For all the tragedy of at least 20,000 hospital deaths associated with the virus, while obviously by no means the only cause, and however many more elsewhere especially in care homes, some elements of normal life remain.

One long-term friend, a racing fan who had been struggling in the winter despite having for many years sold motor vehicles while also running a shellfish cabin in deepest Essex, told me the other day things have turned around. The fish bar was never a restaurant, so it didn’t need to close. Meanwhile he’s been furloughed from the car sales job so has been able to run the cabin full-time on the four days it opens from Thursday to Sunday, rather than just the weekend.

Now they are doing deliveries and take-outs and he says business is booming. When I’m allowed out again I’ll go down to Billericay and take up Kevin’s offer of a free surf and turf. It’s too far for their home delivery service to accommodate me in Hackney Wick, 30 odd miles away, so I’ll have to be patient.

There were two million-pound-to-the-winner races at Sha Tin in Hong Kong yesterday morning with mixed fortunes for jockey Zac Purton on the two odds-on favourites. Beauty Generation was foiled by a short-head in the Mile race, but Purton got his revenge aboard Exultant in the QEII Cup. Exultant, the champion middle-distance horse in HK is now a six-year-old; as a three-year-old for Mick Halford when called Irishcorrespondent, the son of Teolifio won his first two races and then finished third to Churchill in the Irish 2,000 Guineas.

The Irish Guineas, and all other Classic races in that country and the UK, will need to be slotted into the European programme and full marks to the French for getting their retaliation in first. One positive side-effect for racecourses is that their ground has had a much better chance to recover from the rigours suffered during the incessant rain and universally-heavy ground early in the year, while the Flat-only tracks will be looking pristine.

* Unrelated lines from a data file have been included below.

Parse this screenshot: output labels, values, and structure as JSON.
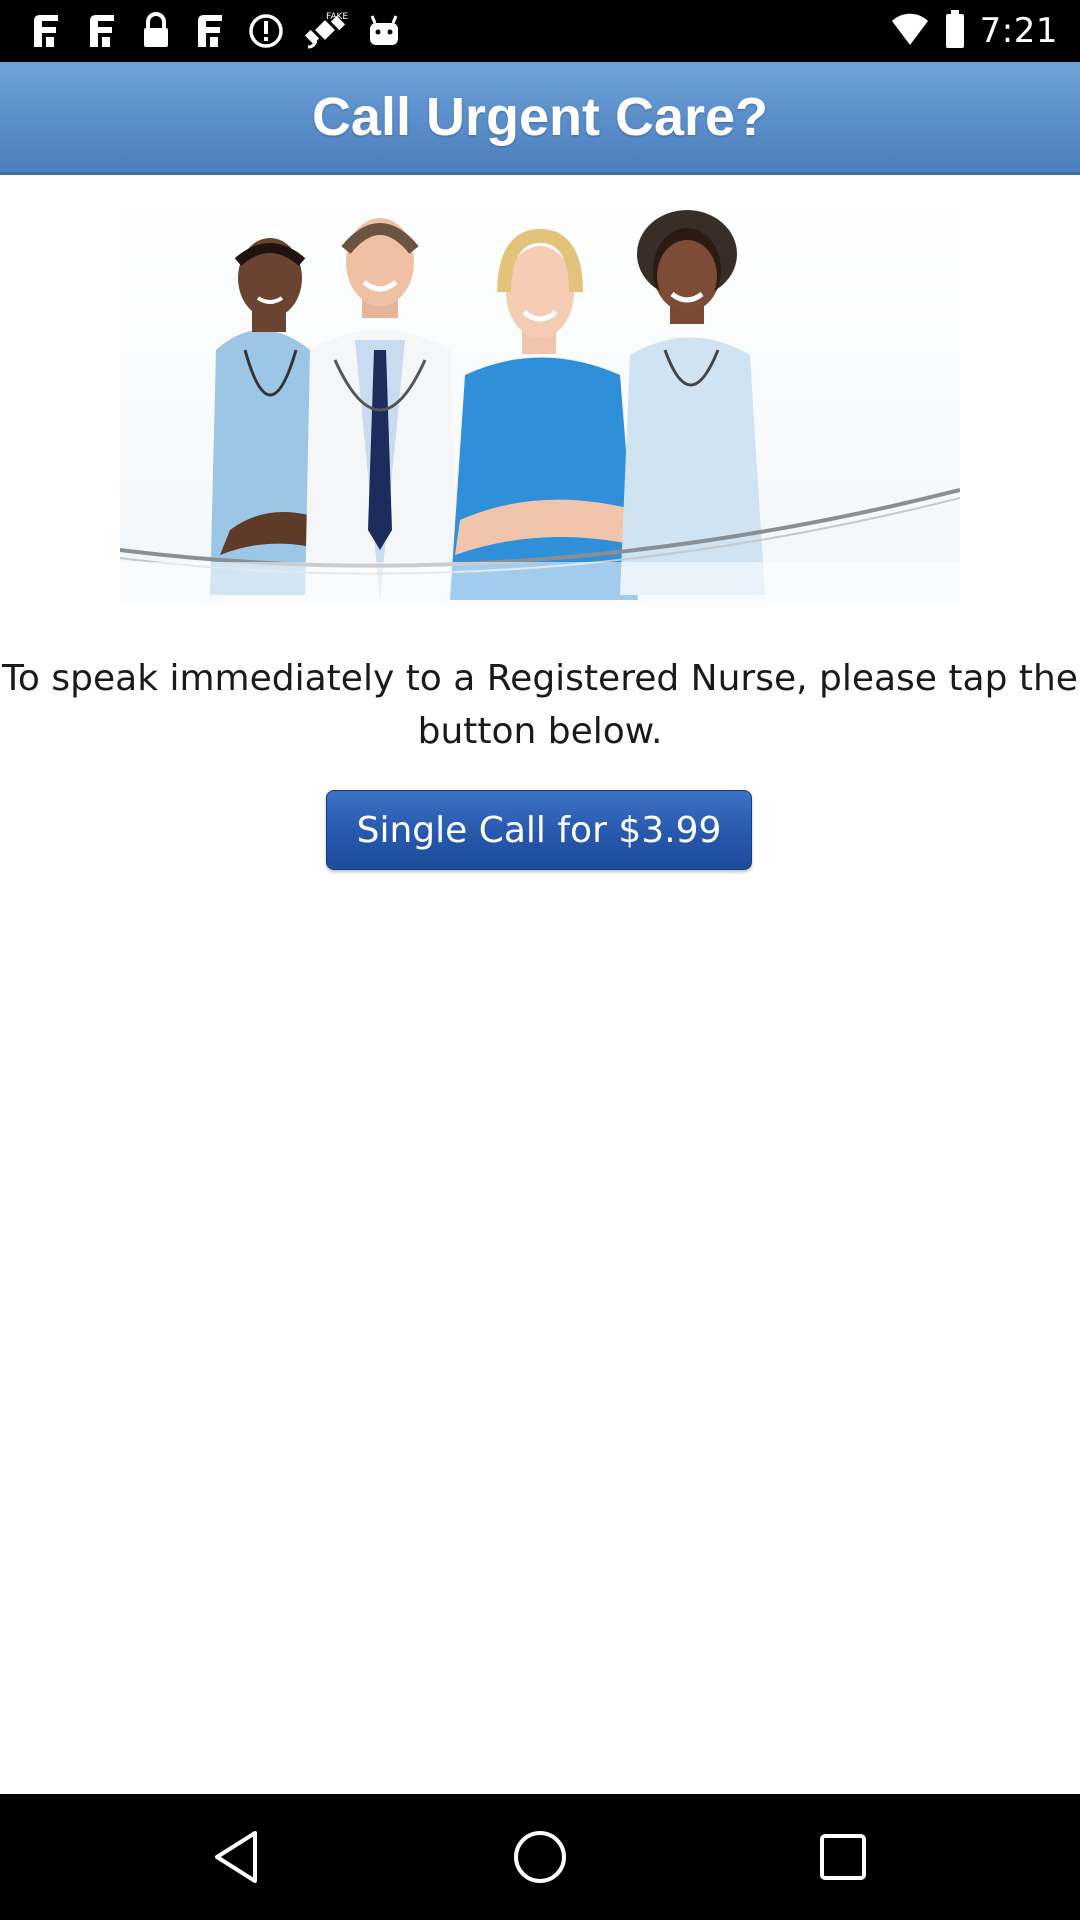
{
  "status_bar": {
    "time": "7:21",
    "icons": [
      "app-notification-icon",
      "app-notification-icon",
      "lock-icon",
      "app-notification-icon",
      "alert-circle-icon",
      "fake-gps-icon",
      "android-icon"
    ],
    "right_icons": [
      "wifi-icon",
      "battery-icon"
    ]
  },
  "header": {
    "title": "Call Urgent Care?",
    "color_top": "#6fa3d8",
    "color_bottom": "#4d7fbd"
  },
  "main": {
    "hero_image": "doctors-and-nurses-team-photo",
    "message": "To speak immediately to a Registered Nurse, please tap the button below.",
    "call_button_label": "Single Call for $3.99",
    "button_color": "#2658ad"
  },
  "nav_bar": {
    "buttons": [
      "back-icon",
      "home-icon",
      "recents-icon"
    ]
  }
}
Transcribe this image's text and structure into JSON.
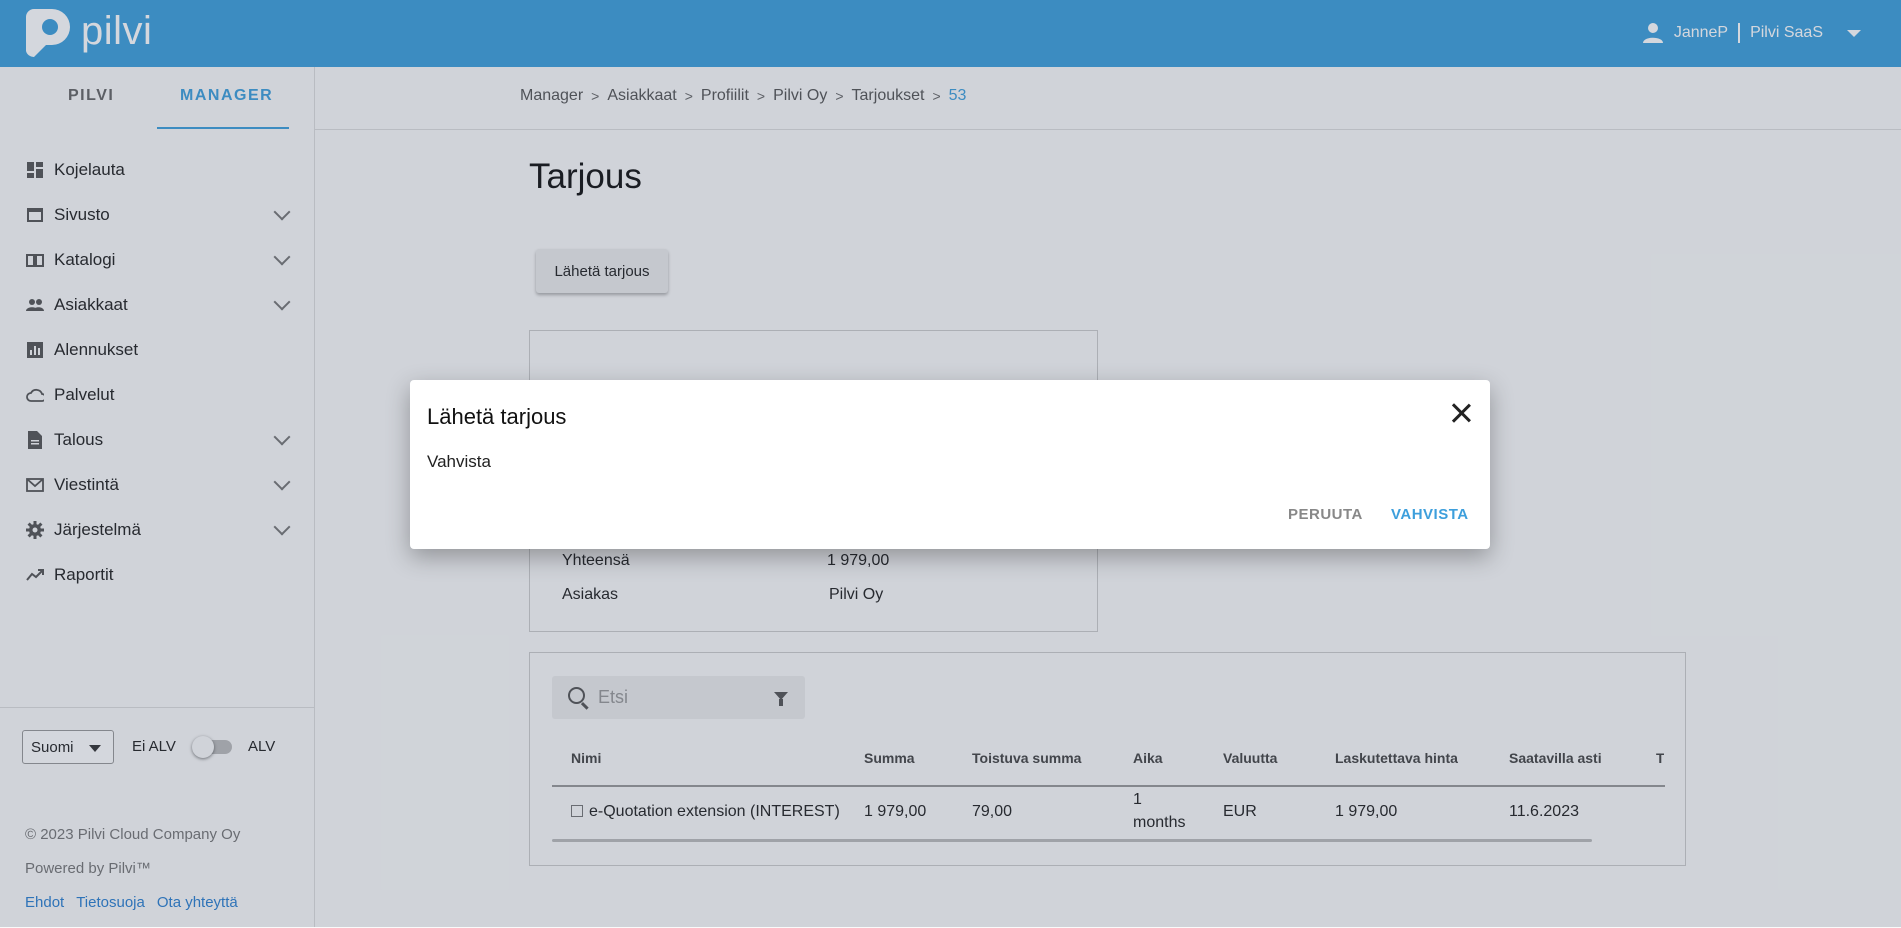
{
  "app": {
    "logo_text": "pilvi"
  },
  "user": {
    "name": "JanneP",
    "org": "Pilvi SaaS"
  },
  "sidebar": {
    "tabs": [
      {
        "label": "PILVI"
      },
      {
        "label": "MANAGER"
      }
    ],
    "items": [
      {
        "label": "Kojelauta",
        "icon": "dashboard-icon"
      },
      {
        "label": "Sivusto",
        "icon": "window-icon"
      },
      {
        "label": "Katalogi",
        "icon": "book-icon"
      },
      {
        "label": "Asiakkaat",
        "icon": "people-icon"
      },
      {
        "label": "Alennukset",
        "icon": "chart-box-icon"
      },
      {
        "label": "Palvelut",
        "icon": "cloud-icon"
      },
      {
        "label": "Talous",
        "icon": "document-icon"
      },
      {
        "label": "Viestintä",
        "icon": "mail-icon"
      },
      {
        "label": "Järjestelmä",
        "icon": "gear-icon"
      },
      {
        "label": "Raportit",
        "icon": "trending-icon"
      }
    ],
    "language": "Suomi",
    "vat_off_label": "Ei ALV",
    "vat_on_label": "ALV",
    "copyright": "© 2023 Pilvi Cloud Company Oy",
    "powered_by": "Powered by Pilvi™",
    "links": [
      "Ehdot",
      "Tietosuoja",
      "Ota yhteyttä"
    ]
  },
  "breadcrumb": [
    "Manager",
    "Asiakkaat",
    "Profiilit",
    "Pilvi Oy",
    "Tarjoukset",
    "53"
  ],
  "page": {
    "title": "Tarjous",
    "send_button": "Lähetä tarjous",
    "info": [
      {
        "label": "Yhteensä",
        "value": "1 979,00"
      },
      {
        "label": "Asiakas",
        "value": "Pilvi Oy"
      }
    ]
  },
  "table": {
    "search_placeholder": "Etsi",
    "columns": [
      "Nimi",
      "Summa",
      "Toistuva summa",
      "Aika",
      "Valuutta",
      "Laskutettava hinta",
      "Saatavilla asti",
      "T"
    ],
    "rows": [
      {
        "name": "e-Quotation extension (INTEREST)",
        "sum": "1 979,00",
        "recurring": "79,00",
        "time_value": "1",
        "time_unit": "months",
        "currency": "EUR",
        "billable": "1 979,00",
        "available_until": "11.6.2023"
      }
    ]
  },
  "dialog": {
    "title": "Lähetä tarjous",
    "body": "Vahvista",
    "cancel": "PERUUTA",
    "confirm": "VAHVISTA"
  },
  "colors": {
    "accent": "#3d9fdc",
    "topbar": "#3d9fdc"
  }
}
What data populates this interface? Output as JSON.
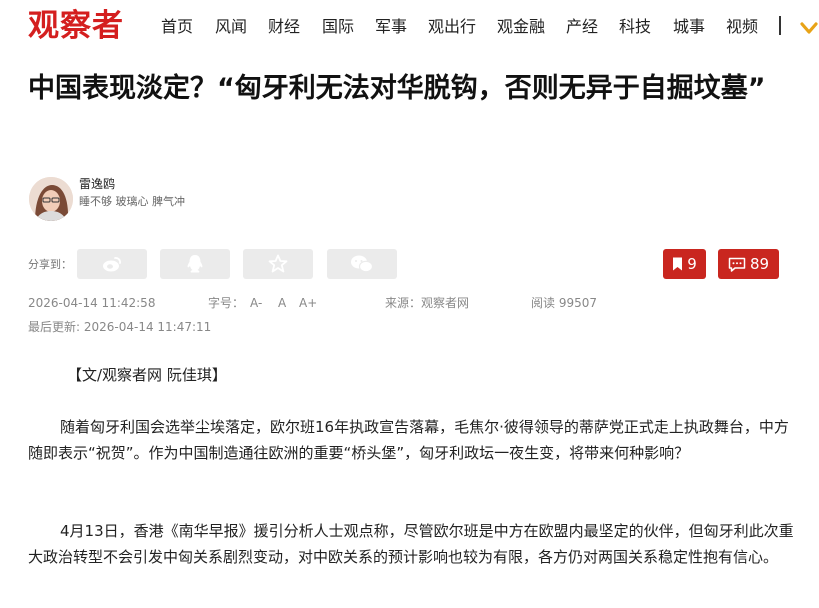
{
  "header": {
    "logo": "观察者",
    "nav": [
      "首页",
      "风闻",
      "财经",
      "国际",
      "军事",
      "观出行",
      "观金融",
      "产经",
      "科技",
      "城事",
      "视频"
    ],
    "divider": "|"
  },
  "article": {
    "title": "中国表现淡定？“匈牙利无法对华脱钩，否则无异于自掘坟墓”",
    "author": {
      "name": "雷逸鸥",
      "bio": "睡不够 玻璃心 脾气冲"
    },
    "share": {
      "label": "分享到：",
      "icons": [
        "weibo-icon",
        "qq-icon",
        "qzone-icon",
        "wechat-icon"
      ]
    },
    "bookmark_count": "9",
    "comment_count": "89",
    "meta": {
      "published": "2026-04-14 11:42:58",
      "font_label": "字号：",
      "font_sizes": [
        "A-",
        "A",
        "A+"
      ],
      "source": "来源：观察者网",
      "views": "阅读 99507",
      "updated": "最后更新: 2026-04-14 11:47:11"
    },
    "paragraphs": [
      "【文/观察者网 阮佳琪】",
      "随着匈牙利国会选举尘埃落定，欧尔班16年执政宣告落幕，毛焦尔·彼得领导的蒂萨党正式走上执政舞台，中方随即表示“祝贺”。作为中国制造通往欧洲的重要“桥头堡”，匈牙利政坛一夜生变，将带来何种影响？",
      "4月13日，香港《南华早报》援引分析人士观点称，尽管欧尔班是中方在欧盟内最坚定的伙伴，但匈牙利此次重大政治转型不会引发中匈关系剧烈变动，对中欧关系的预计影响也较为有限，各方仍对两国关系稳定性抱有信心。"
    ]
  },
  "colors": {
    "brand": "#d41f1f",
    "badge": "#c9261f",
    "share_bg": "#ebebeb",
    "meta_text": "#888888"
  }
}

A happy consequence of that will be that they will last longer into the year when we resume. For instance, in Yorkshire, Ripon and Thirsk, which normally are looking to close their doors early in September, can be capable of going on much longer. I believe that Flat racing in the UK in 2020 could easily be staged on grass well beyond the normal early November finale at Doncaster. Who’s up for a New Year’s Eve spectacular at Newmarket?

 - TS